── Dataset records

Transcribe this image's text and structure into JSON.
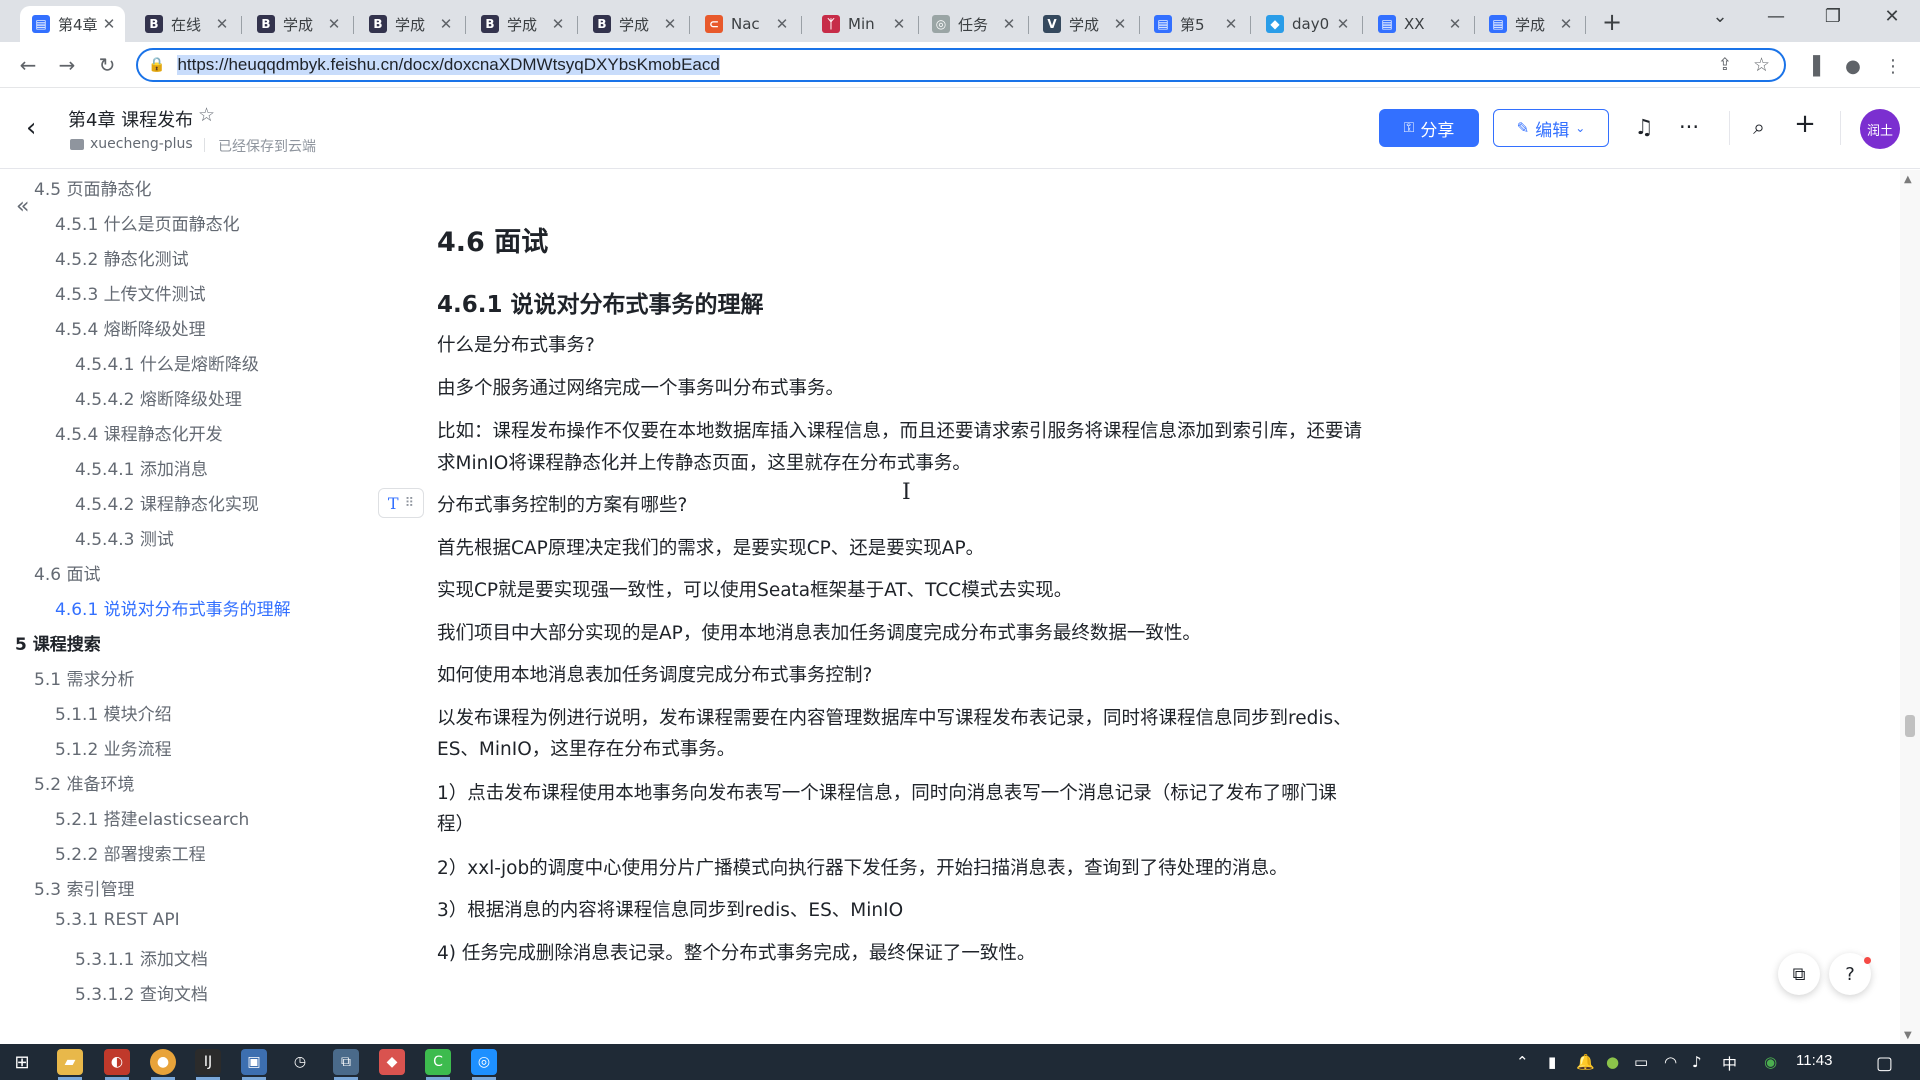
{
  "browser": {
    "tabs": [
      {
        "title": "第4章",
        "icon": "feishu-doc-icon",
        "color": "#3370ff",
        "glyph": "▤",
        "active": true
      },
      {
        "title": "在线",
        "icon": "bilibili-b-icon",
        "color": "#33334d",
        "glyph": "B"
      },
      {
        "title": "学成",
        "icon": "bilibili-b-icon",
        "color": "#33334d",
        "glyph": "B"
      },
      {
        "title": "学成",
        "icon": "bilibili-b-icon",
        "color": "#33334d",
        "glyph": "B"
      },
      {
        "title": "学成",
        "icon": "bilibili-b-icon",
        "color": "#33334d",
        "glyph": "B"
      },
      {
        "title": "学成",
        "icon": "bilibili-b-icon",
        "color": "#33334d",
        "glyph": "B"
      },
      {
        "title": "Nac",
        "icon": "nacos-icon",
        "color": "#e8592b",
        "glyph": "⊂"
      },
      {
        "title": "Min",
        "icon": "minio-icon",
        "color": "#c72c48",
        "glyph": "ᛉ"
      },
      {
        "title": "任务",
        "icon": "xxl-job-icon",
        "color": "#9aa5a5",
        "glyph": "◎"
      },
      {
        "title": "学成",
        "icon": "vue-icon",
        "color": "#35495e",
        "glyph": "V"
      },
      {
        "title": "第5",
        "icon": "feishu-doc-icon",
        "color": "#3370ff",
        "glyph": "▤"
      },
      {
        "title": "day0",
        "icon": "cloud-doc-icon",
        "color": "#2a9de8",
        "glyph": "◆"
      },
      {
        "title": "XX",
        "icon": "feishu-doc-icon",
        "color": "#3370ff",
        "glyph": "▤"
      },
      {
        "title": "学成",
        "icon": "feishu-doc-icon",
        "color": "#3370ff",
        "glyph": "▤"
      }
    ],
    "url": "https://heuqqdmbyk.feishu.cn/docx/doxcnaXDMWtsyqDXYbsKmobEacd"
  },
  "doc_header": {
    "title": "第4章 课程发布",
    "folder": "xuecheng-plus",
    "save_status": "已经保存到云端",
    "share_label": "分享",
    "edit_label": "编辑",
    "avatar_text": "润土"
  },
  "toc": [
    {
      "text": "4.5 页面静态化",
      "level": 2
    },
    {
      "text": "4.5.1 什么是页面静态化",
      "level": 3
    },
    {
      "text": "4.5.2 静态化测试",
      "level": 3
    },
    {
      "text": "4.5.3 上传文件测试",
      "level": 3
    },
    {
      "text": "4.5.4 熔断降级处理",
      "level": 3
    },
    {
      "text": "4.5.4.1 什么是熔断降级",
      "level": 4
    },
    {
      "text": "4.5.4.2 熔断降级处理",
      "level": 4
    },
    {
      "text": "4.5.4 课程静态化开发",
      "level": 3
    },
    {
      "text": "4.5.4.1 添加消息",
      "level": 4
    },
    {
      "text": "4.5.4.2 课程静态化实现",
      "level": 4
    },
    {
      "text": "4.5.4.3 测试",
      "level": 4
    },
    {
      "text": "4.6 面试",
      "level": 2
    },
    {
      "text": "4.6.1 说说对分布式事务的理解",
      "level": 3,
      "active": true
    },
    {
      "text": "5 课程搜索",
      "level": 1
    },
    {
      "text": "5.1 需求分析",
      "level": 2
    },
    {
      "text": "5.1.1 模块介绍",
      "level": 3
    },
    {
      "text": "5.1.2 业务流程",
      "level": 3
    },
    {
      "text": "5.2 准备环境",
      "level": 2
    },
    {
      "text": "5.2.1 搭建elasticsearch",
      "level": 3
    },
    {
      "text": "5.2.2 部署搜索工程",
      "level": 3
    },
    {
      "text": "5.3 索引管理",
      "level": 2
    },
    {
      "text": "5.3.1 REST API",
      "level": 3
    },
    {
      "text": "5.3.1.1 添加文档",
      "level": 4
    },
    {
      "text": "5.3.1.2 查询文档",
      "level": 4
    }
  ],
  "content": {
    "h1": "4.6 面试",
    "h2": "4.6.1 说说对分布式事务的理解",
    "paragraphs": [
      "什么是分布式事务?",
      "由多个服务通过网络完成一个事务叫分布式事务。",
      "比如：课程发布操作不仅要在本地数据库插入课程信息，而且还要请求索引服务将课程信息添加到索引库，还要请",
      "求MinIO将课程静态化并上传静态页面，这里就存在分布式事务。",
      "分布式事务控制的方案有哪些?",
      "首先根据CAP原理决定我们的需求，是要实现CP、还是要实现AP。",
      "实现CP就是要实现强一致性，可以使用Seata框架基于AT、TCC模式去实现。",
      "我们项目中大部分实现的是AP，使用本地消息表加任务调度完成分布式事务最终数据一致性。",
      "如何使用本地消息表加任务调度完成分布式事务控制?",
      "以发布课程为例进行说明，发布课程需要在内容管理数据库中写课程发布表记录，同时将课程信息同步到redis、",
      "ES、MinIO，这里存在分布式事务。",
      "1）点击发布课程使用本地事务向发布表写一个课程信息，同时向消息表写一个消息记录（标记了发布了哪门课",
      "程）",
      "2）xxl-job的调度中心使用分片广播模式向执行器下发任务，开始扫描消息表，查询到了待处理的消息。",
      "3）根据消息的内容将课程信息同步到redis、ES、MinIO",
      "4) 任务完成删除消息表记录。整个分布式事务完成，最终保证了一致性。"
    ]
  },
  "taskbar": {
    "ime": "中",
    "clock": "11:43"
  }
}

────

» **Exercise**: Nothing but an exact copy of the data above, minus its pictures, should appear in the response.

» **Response to the task**:
Transcribe this image's text and structure into JSON.
{
  "browser": {
    "tabs": [
      {
        "title": "第4章",
        "icon": "feishu-doc-icon",
        "color": "#3370ff",
        "glyph": "▤",
        "active": true
      },
      {
        "title": "在线",
        "icon": "bilibili-b-icon",
        "color": "#33334d",
        "glyph": "B"
      },
      {
        "title": "学成",
        "icon": "bilibili-b-icon",
        "color": "#33334d",
        "glyph": "B"
      },
      {
        "title": "学成",
        "icon": "bilibili-b-icon",
        "color": "#33334d",
        "glyph": "B"
      },
      {
        "title": "学成",
        "icon": "bilibili-b-icon",
        "color": "#33334d",
        "glyph": "B"
      },
      {
        "title": "学成",
        "icon": "bilibili-b-icon",
        "color": "#33334d",
        "glyph": "B"
      },
      {
        "title": "Nac",
        "icon": "nacos-icon",
        "color": "#e8592b",
        "glyph": "⊂"
      },
      {
        "title": "Min",
        "icon": "minio-icon",
        "color": "#c72c48",
        "glyph": "ᛉ"
      },
      {
        "title": "任务",
        "icon": "xxl-job-icon",
        "color": "#9aa5a5",
        "glyph": "◎"
      },
      {
        "title": "学成",
        "icon": "vue-icon",
        "color": "#35495e",
        "glyph": "V"
      },
      {
        "title": "第5",
        "icon": "feishu-doc-icon",
        "color": "#3370ff",
        "glyph": "▤"
      },
      {
        "title": "day0",
        "icon": "cloud-doc-icon",
        "color": "#2a9de8",
        "glyph": "◆"
      },
      {
        "title": "XX",
        "icon": "feishu-doc-icon",
        "color": "#3370ff",
        "glyph": "▤"
      },
      {
        "title": "学成",
        "icon": "feishu-doc-icon",
        "color": "#3370ff",
        "glyph": "▤"
      }
    ],
    "url": "https://heuqqdmbyk.feishu.cn/docx/doxcnaXDMWtsyqDXYbsKmobEacd"
  },
  "doc_header": {
    "title": "第4章 课程发布",
    "folder": "xuecheng-plus",
    "save_status": "已经保存到云端",
    "share_label": "分享",
    "edit_label": "编辑",
    "avatar_text": "润土"
  },
  "toc": [
    {
      "text": "4.5 页面静态化",
      "level": 2
    },
    {
      "text": "4.5.1 什么是页面静态化",
      "level": 3
    },
    {
      "text": "4.5.2 静态化测试",
      "level": 3
    },
    {
      "text": "4.5.3 上传文件测试",
      "level": 3
    },
    {
      "text": "4.5.4 熔断降级处理",
      "level": 3
    },
    {
      "text": "4.5.4.1 什么是熔断降级",
      "level": 4
    },
    {
      "text": "4.5.4.2 熔断降级处理",
      "level": 4
    },
    {
      "text": "4.5.4 课程静态化开发",
      "level": 3
    },
    {
      "text": "4.5.4.1 添加消息",
      "level": 4
    },
    {
      "text": "4.5.4.2 课程静态化实现",
      "level": 4
    },
    {
      "text": "4.5.4.3 测试",
      "level": 4
    },
    {
      "text": "4.6 面试",
      "level": 2
    },
    {
      "text": "4.6.1 说说对分布式事务的理解",
      "level": 3,
      "active": true
    },
    {
      "text": "5 课程搜索",
      "level": 1
    },
    {
      "text": "5.1 需求分析",
      "level": 2
    },
    {
      "text": "5.1.1 模块介绍",
      "level": 3
    },
    {
      "text": "5.1.2 业务流程",
      "level": 3
    },
    {
      "text": "5.2 准备环境",
      "level": 2
    },
    {
      "text": "5.2.1 搭建elasticsearch",
      "level": 3
    },
    {
      "text": "5.2.2 部署搜索工程",
      "level": 3
    },
    {
      "text": "5.3 索引管理",
      "level": 2
    },
    {
      "text": "5.3.1 REST API",
      "level": 3
    },
    {
      "text": "5.3.1.1 添加文档",
      "level": 4
    },
    {
      "text": "5.3.1.2 查询文档",
      "level": 4
    }
  ],
  "content": {
    "h1": "4.6 面试",
    "h2": "4.6.1 说说对分布式事务的理解",
    "paragraphs": [
      "什么是分布式事务?",
      "由多个服务通过网络完成一个事务叫分布式事务。",
      "比如：课程发布操作不仅要在本地数据库插入课程信息，而且还要请求索引服务将课程信息添加到索引库，还要请",
      "求MinIO将课程静态化并上传静态页面，这里就存在分布式事务。",
      "分布式事务控制的方案有哪些?",
      "首先根据CAP原理决定我们的需求，是要实现CP、还是要实现AP。",
      "实现CP就是要实现强一致性，可以使用Seata框架基于AT、TCC模式去实现。",
      "我们项目中大部分实现的是AP，使用本地消息表加任务调度完成分布式事务最终数据一致性。",
      "如何使用本地消息表加任务调度完成分布式事务控制?",
      "以发布课程为例进行说明，发布课程需要在内容管理数据库中写课程发布表记录，同时将课程信息同步到redis、",
      "ES、MinIO，这里存在分布式事务。",
      "1）点击发布课程使用本地事务向发布表写一个课程信息，同时向消息表写一个消息记录（标记了发布了哪门课",
      "程）",
      "2）xxl-job的调度中心使用分片广播模式向执行器下发任务，开始扫描消息表，查询到了待处理的消息。",
      "3）根据消息的内容将课程信息同步到redis、ES、MinIO",
      "4) 任务完成删除消息表记录。整个分布式事务完成，最终保证了一致性。"
    ]
  },
  "taskbar": {
    "ime": "中",
    "clock": "11:43"
  }
}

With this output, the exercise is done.